On the other hand, the European Union’s nomination process brings with it new influential concepts regarding urban governance. As a result, government bodies and civic groups are trying to identify new models for participation: local administrations have established city councils and are trying to foster stronger ties to civic groups in order to comply with legal obligations connected to these administrative principles.

In this respect, Istanbul’s biggest obstacle is that the majority of its citizens are either not organised or take part in hierarchically structured ‘community’ groups. Possibilities for open participation remain limited but clientelist-ties become widespread. Another problem concerns the rights of organisations and the freedom of expression among social groups who suffer from the disadvantageous consequences of some urban renewal projects. For example, the Romani community, which used to live in the historical city centre, has been particularly marginalised. Overall, the administrative principle for enhanced governance currently relates only to the existing power groups and excludes the disadvantaged, the marginalised and minorities. However, thanks to Turkey’s nomination to the European Union new concepts have been introduced concerning human and minority rights. Local democracy will arrive to Turkish cities only after it is understood that populism and majority-rule do not equal democracy and that the demands of minority groups have to be taken into consideration.
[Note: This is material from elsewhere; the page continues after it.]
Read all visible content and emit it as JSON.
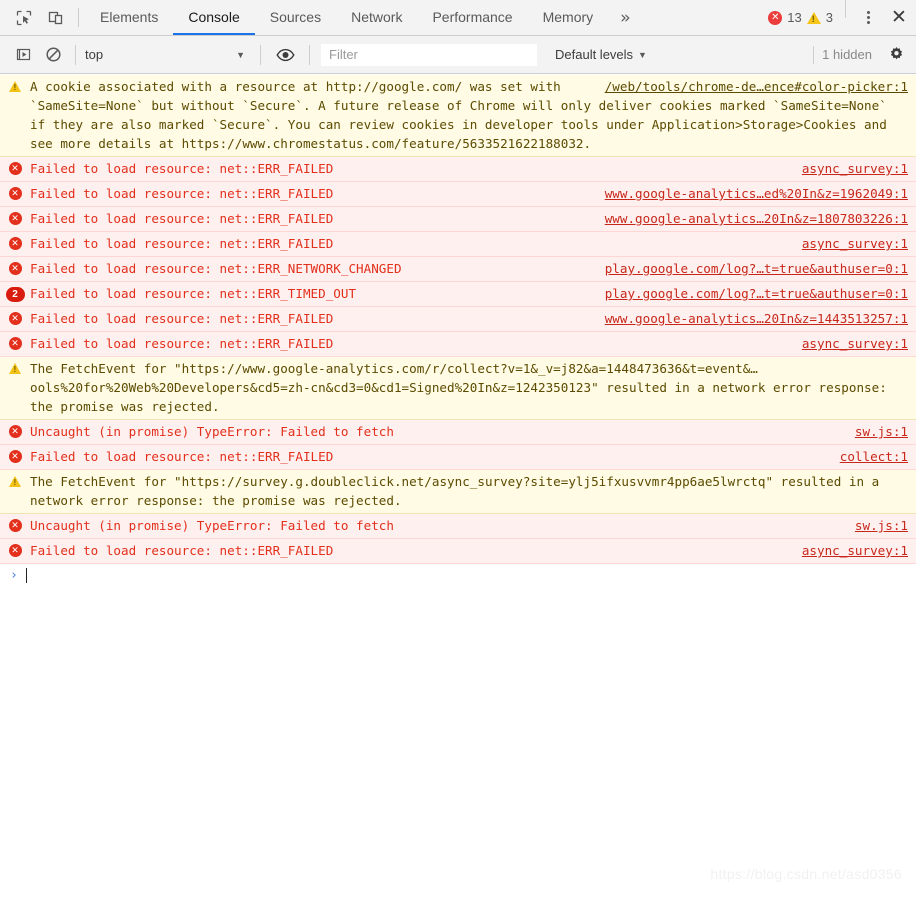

Sema Erder is a Professor at Bahçeşehir University and writes on urban sociology, urban politics, migration and Istanbul. Currently she is working on a project on the globalisation of and challenges to the conventional Turkish migration policy.